What are the different types of brake pad chamfers?
Why manufacturers use design brake pad chamfers
A brake pad chamfer is cut or ground into the brake pad after it’s formed and cured. The chamfer’s main goal is to reduce vibration noise from the leading or trailing edge of the brake pad when it first touches the rotor. In addition, the taper provides a smaller contact area in the center of the pad where maximum braking pressure is applied.
The car makers usually determine the type of chamfer based on the rotor metalurgy, size and design, along with the weight of the vehicle, power assist installed for that vehicle. Chamfers also reduce backing plate flex.
Parallel Segment and Anti-segment (angled) Chamfer
The brake pad manufacturer adds a 25° or 15° chamfer on the leading and trailing edges of the friction block. The taper travels down to the minimum recommended pad thickness. This design removes friction material from the highest vibration areas on the leading and trailing edges of the brake pad.
Compound Diamond Chamfer
A compound chamfer has at least two different angles on the leading and trailing edges of the brake pad. The compound chamfers provide maximum rotor contact while still reducing noise from high vibration areas. This design is commonly used with square shaped pads.
Paralled and Radial J-Scoop Chamfer

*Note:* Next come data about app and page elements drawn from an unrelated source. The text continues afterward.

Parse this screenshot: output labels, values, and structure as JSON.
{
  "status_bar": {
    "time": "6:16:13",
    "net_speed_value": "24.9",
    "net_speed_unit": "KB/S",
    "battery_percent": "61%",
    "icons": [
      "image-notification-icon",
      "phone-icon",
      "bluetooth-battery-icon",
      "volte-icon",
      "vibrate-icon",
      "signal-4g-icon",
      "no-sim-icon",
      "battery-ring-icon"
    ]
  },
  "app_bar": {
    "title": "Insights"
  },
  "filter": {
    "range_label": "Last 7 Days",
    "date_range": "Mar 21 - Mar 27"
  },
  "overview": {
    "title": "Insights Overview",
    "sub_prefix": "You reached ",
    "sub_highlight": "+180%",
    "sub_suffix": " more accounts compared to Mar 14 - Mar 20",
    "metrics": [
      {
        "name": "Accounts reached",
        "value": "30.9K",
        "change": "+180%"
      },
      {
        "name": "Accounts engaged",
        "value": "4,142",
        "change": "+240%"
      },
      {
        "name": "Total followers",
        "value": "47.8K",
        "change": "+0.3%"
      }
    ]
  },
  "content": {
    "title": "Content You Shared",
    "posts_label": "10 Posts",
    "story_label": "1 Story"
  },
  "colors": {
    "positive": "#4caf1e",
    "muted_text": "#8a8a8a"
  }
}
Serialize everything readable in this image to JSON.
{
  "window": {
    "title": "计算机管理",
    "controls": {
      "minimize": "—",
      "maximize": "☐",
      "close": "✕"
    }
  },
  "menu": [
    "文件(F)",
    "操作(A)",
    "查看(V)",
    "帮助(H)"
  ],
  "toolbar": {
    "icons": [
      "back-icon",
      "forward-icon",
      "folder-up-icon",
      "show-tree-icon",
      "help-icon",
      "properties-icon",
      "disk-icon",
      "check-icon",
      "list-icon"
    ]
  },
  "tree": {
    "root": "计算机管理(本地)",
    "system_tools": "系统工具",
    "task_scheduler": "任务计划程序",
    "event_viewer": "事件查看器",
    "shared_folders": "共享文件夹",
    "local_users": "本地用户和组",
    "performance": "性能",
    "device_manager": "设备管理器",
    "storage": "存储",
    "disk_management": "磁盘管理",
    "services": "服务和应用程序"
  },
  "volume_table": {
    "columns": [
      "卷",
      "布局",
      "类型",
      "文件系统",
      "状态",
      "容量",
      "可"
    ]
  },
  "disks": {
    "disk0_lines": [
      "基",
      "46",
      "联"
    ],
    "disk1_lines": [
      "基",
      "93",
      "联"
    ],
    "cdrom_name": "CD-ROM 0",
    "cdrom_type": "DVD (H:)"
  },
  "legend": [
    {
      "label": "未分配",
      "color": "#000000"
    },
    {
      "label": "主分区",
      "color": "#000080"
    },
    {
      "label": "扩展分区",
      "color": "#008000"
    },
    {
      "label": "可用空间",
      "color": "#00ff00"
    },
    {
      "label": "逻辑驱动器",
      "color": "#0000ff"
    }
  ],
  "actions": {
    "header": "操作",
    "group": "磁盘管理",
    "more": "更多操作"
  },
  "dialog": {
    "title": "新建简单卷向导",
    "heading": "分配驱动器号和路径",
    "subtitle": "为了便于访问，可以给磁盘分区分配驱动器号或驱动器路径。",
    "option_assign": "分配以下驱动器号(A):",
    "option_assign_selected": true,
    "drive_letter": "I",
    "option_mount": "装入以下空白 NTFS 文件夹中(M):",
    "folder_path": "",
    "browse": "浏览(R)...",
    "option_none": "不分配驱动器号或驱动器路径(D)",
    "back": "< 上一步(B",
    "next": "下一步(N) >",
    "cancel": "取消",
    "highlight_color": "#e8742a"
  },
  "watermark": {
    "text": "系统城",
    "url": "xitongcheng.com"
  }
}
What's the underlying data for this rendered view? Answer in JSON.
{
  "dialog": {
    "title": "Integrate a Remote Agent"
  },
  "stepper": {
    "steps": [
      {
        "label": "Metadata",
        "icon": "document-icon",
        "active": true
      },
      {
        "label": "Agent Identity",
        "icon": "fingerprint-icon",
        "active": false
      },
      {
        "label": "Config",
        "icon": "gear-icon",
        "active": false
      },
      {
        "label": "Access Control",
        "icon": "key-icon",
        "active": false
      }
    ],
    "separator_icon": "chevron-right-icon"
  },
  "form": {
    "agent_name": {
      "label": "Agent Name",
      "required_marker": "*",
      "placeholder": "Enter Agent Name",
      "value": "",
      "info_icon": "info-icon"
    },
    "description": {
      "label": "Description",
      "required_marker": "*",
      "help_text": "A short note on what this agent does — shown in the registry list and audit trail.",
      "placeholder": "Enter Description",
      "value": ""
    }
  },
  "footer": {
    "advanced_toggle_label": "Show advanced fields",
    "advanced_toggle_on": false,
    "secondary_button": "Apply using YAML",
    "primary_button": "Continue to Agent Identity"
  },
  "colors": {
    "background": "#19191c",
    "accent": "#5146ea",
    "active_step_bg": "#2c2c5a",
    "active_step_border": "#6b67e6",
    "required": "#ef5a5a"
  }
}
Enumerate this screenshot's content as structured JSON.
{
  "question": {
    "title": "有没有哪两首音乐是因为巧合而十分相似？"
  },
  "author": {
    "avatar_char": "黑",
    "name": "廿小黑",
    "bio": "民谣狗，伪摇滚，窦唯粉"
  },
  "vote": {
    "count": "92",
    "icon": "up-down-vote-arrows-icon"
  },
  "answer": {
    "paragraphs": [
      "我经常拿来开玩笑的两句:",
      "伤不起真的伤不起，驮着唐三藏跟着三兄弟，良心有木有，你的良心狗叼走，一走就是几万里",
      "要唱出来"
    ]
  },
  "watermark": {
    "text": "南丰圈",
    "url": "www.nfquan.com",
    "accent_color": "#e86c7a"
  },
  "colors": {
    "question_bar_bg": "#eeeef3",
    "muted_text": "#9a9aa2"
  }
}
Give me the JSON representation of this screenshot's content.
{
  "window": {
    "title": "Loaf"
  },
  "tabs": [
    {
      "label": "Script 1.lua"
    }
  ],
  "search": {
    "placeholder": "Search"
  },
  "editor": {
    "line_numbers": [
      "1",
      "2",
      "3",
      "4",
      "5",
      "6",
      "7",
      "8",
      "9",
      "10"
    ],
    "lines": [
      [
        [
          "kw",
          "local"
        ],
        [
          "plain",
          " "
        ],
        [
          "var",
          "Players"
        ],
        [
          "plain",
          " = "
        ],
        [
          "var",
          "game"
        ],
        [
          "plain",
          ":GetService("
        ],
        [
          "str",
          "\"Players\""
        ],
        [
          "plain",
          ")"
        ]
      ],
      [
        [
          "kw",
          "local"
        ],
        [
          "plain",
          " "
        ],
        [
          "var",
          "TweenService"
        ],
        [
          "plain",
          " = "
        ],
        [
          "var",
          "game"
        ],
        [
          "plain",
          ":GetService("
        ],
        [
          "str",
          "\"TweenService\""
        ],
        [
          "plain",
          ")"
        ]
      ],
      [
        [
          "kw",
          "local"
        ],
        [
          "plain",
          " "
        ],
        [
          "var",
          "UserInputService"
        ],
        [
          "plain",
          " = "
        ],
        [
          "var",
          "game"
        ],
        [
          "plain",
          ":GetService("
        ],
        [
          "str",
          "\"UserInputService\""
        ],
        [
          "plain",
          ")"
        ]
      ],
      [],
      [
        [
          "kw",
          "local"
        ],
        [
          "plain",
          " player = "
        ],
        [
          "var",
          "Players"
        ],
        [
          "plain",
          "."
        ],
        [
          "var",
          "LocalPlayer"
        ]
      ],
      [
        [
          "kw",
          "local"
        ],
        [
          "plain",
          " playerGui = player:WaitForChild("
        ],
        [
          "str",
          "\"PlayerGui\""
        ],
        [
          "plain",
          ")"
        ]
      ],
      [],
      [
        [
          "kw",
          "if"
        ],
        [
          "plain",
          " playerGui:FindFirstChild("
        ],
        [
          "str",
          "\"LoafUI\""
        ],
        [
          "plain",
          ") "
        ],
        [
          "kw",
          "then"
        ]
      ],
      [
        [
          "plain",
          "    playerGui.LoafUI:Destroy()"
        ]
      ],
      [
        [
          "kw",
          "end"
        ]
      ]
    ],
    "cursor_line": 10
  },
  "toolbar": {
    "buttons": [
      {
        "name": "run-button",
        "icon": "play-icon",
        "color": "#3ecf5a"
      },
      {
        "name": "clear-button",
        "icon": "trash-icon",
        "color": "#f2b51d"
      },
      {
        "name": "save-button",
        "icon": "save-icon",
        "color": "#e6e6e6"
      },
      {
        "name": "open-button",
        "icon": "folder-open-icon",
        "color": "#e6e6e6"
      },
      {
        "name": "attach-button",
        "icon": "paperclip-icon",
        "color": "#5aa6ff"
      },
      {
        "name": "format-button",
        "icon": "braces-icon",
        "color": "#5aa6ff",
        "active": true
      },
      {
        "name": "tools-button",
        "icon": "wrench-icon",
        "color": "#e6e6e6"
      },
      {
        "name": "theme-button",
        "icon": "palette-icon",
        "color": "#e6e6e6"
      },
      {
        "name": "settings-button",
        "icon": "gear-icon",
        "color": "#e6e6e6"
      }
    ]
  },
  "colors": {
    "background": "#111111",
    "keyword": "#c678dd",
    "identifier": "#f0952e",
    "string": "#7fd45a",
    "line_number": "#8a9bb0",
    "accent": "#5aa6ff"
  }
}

The J-Scoop chamfer can be either parallel or radial (matches the angle and curvature of the brake pad). The round edge of the J-scoop provides maximum friction material strength while reducing vibration through the entire pad thickness.
©, 2019 Rick MuscoplatPosted on by Rick Muscoplat